Cannes Film Festival chief Thierry Frémaux sat down today for a Q&A as part of the inaugural Women in Motion program that is looking at the role of women in film. He also addressed this week’s red-carpet sandal scandal that’s seen the festival lobbed with accusations of sexism. At Competition screenings of Carol and Mon Roi, some female ticket holders were turned away based on their flat footwear. Frémaux today apologized for and denounced the actions of the security guard responsible. “It was bullsh*t,” he said. He also wanted to clear up the fest’s policy on attire: “There is a rumor that the festival obliges women to wear heels. It’s a rumor, it is not true.”

Cannes has been accused of being sexist in the past, based on the disparate numbers of female filmmakers in the Official Selection. This year, it has taken steps to address the matter with the Women in Motion program, but that security guard to a degree shot the festival in its foot as media attention turned to Heelgate.

Shifting to the focus of the Women in Motion talk today, Frémaux recalled a 2012 editorial published in Le Monde by French feminist organization La Barbe (The Beard), which decried the lack of women in the main competition that year. At the time, Frémaux said — and has maintained since — that he would never choose a film based on the sex of the director. Although he found the article unjust, he said today, “We needed this story to start the debate.”

Cannes has equally gender-divided main juries, two women in Competition this year, more in Un Certain Regard, and for the second time in history a film helmed by a woman opened the festival. What exactly is Cannes guilty of? Frémaux was asked. “The festival is guilty of a lot of things in the eyes of a lot of people.
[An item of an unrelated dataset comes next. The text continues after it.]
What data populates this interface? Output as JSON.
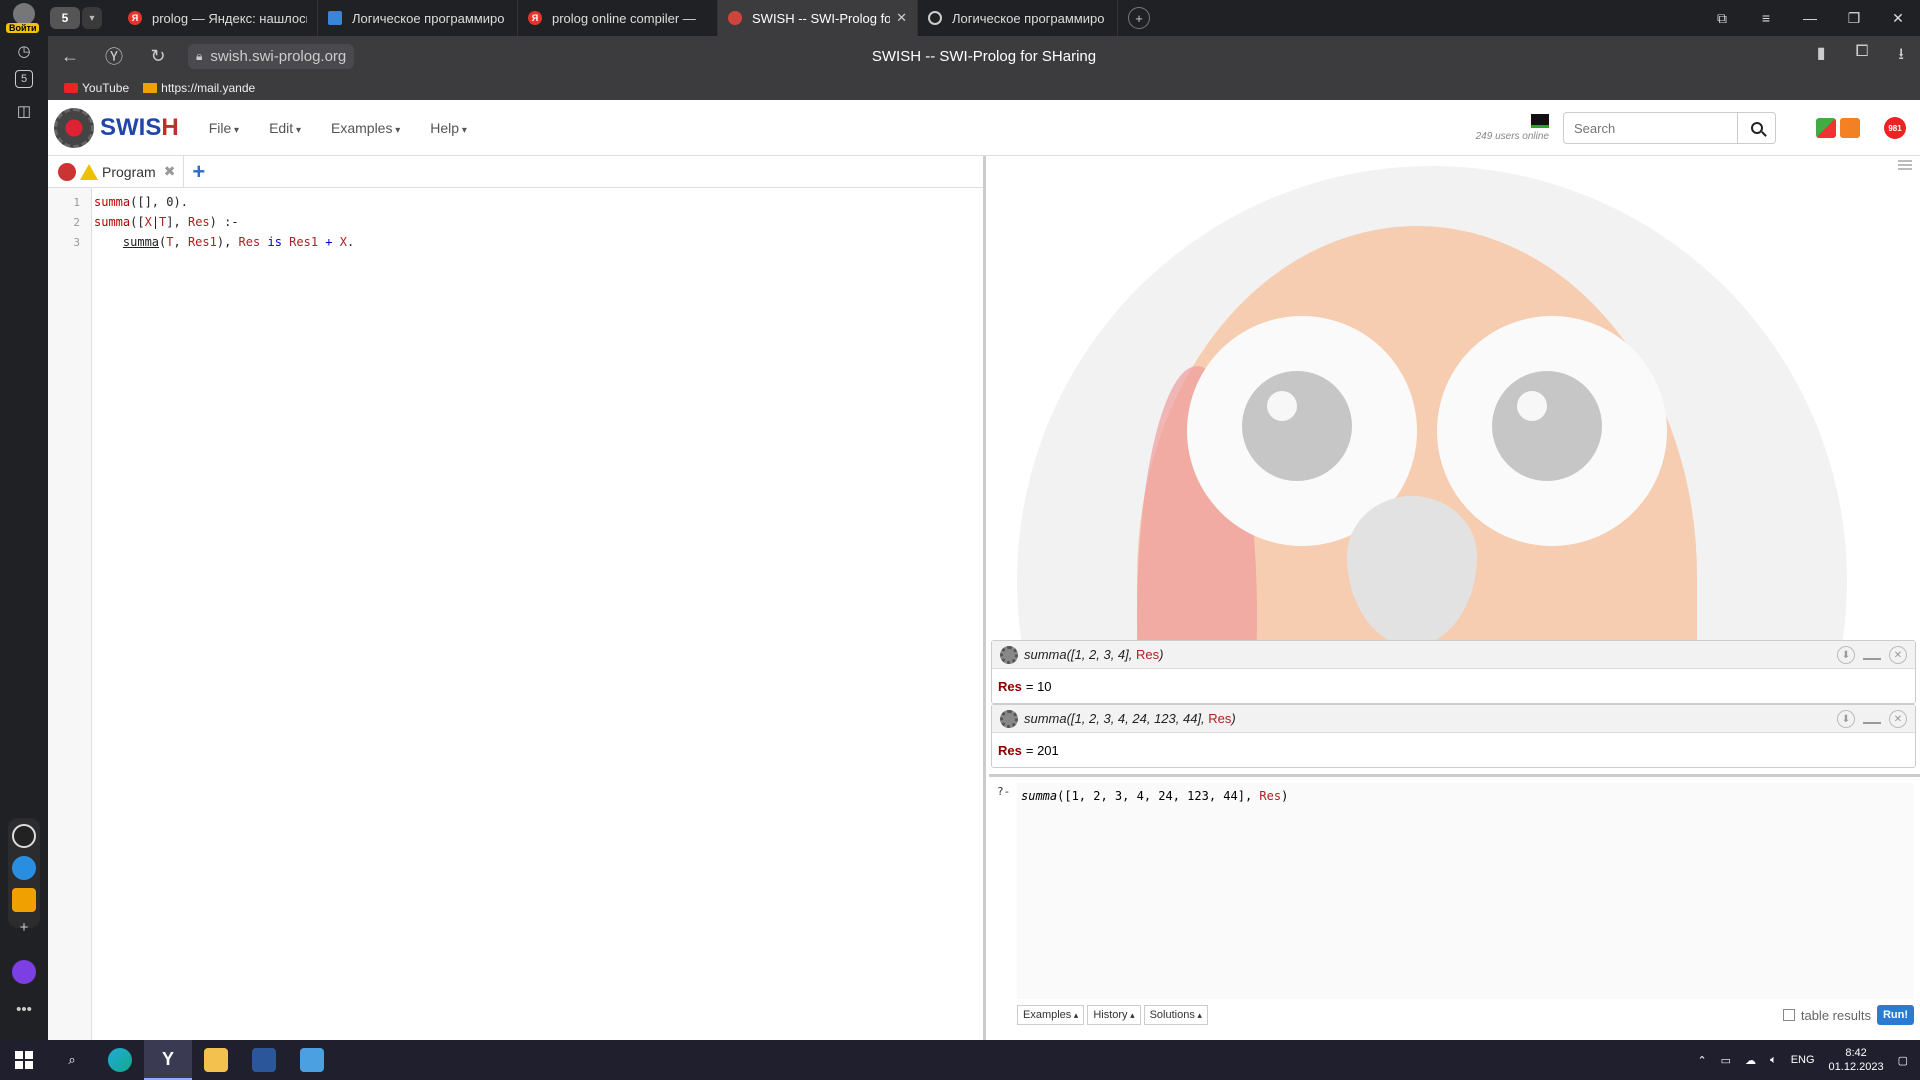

That’s just as well if, thanks to the festival, these subjects are addressed.” But, he added, “Female filmmakers don’t enjoy this debate; they feel re-discriminated against. Andrea Arnold said to me ‘I’ve had two films in Selection, I hope it’s not because I’m a woman.’ “

“We’re happy to serve as a platform for this debate, but it needs to advance… Cannes is at the end of the chain. What are the other links of the chain that would allow women access to the directing profession in larger numbers?” Frémaux wondered. He has previously suggested that quotas should perhaps be imposed on film schools in order to train more female directors. “We have to act. When we act, there are results.”

But, “Cannes is only a reflection of things. People say, ‘Cannes is very political.’ That’s not us, it’s the filmmakers. ‘Cannes is very romantic.’ Not us, the films. ‘Cannes is very pornographic.’ Not us, Gaspar Noé,” he quipped, referring to Noé’s sex-heavy Official Selection title Love.

Then, although he admitted it might add fuel to the fire, he asked the room, “Who went to check out how many women were in Competition in Berlin? Venice? No one.” The plight of female filmmakers is a perennial issue here and Frémaux said he wished it would be addressed and discussed off the Riviera, too. “It annoys me very much because it’s May 21. I’d prefer it be November 21 and that outside Cannes we could talk about this.”

Still, “If there is one place where female filmmakers are welcome and celebrated, it’s here,” he declared. He later added, “Our dream would be to have a festival where there are no film credits so no one would know the sex of the director.”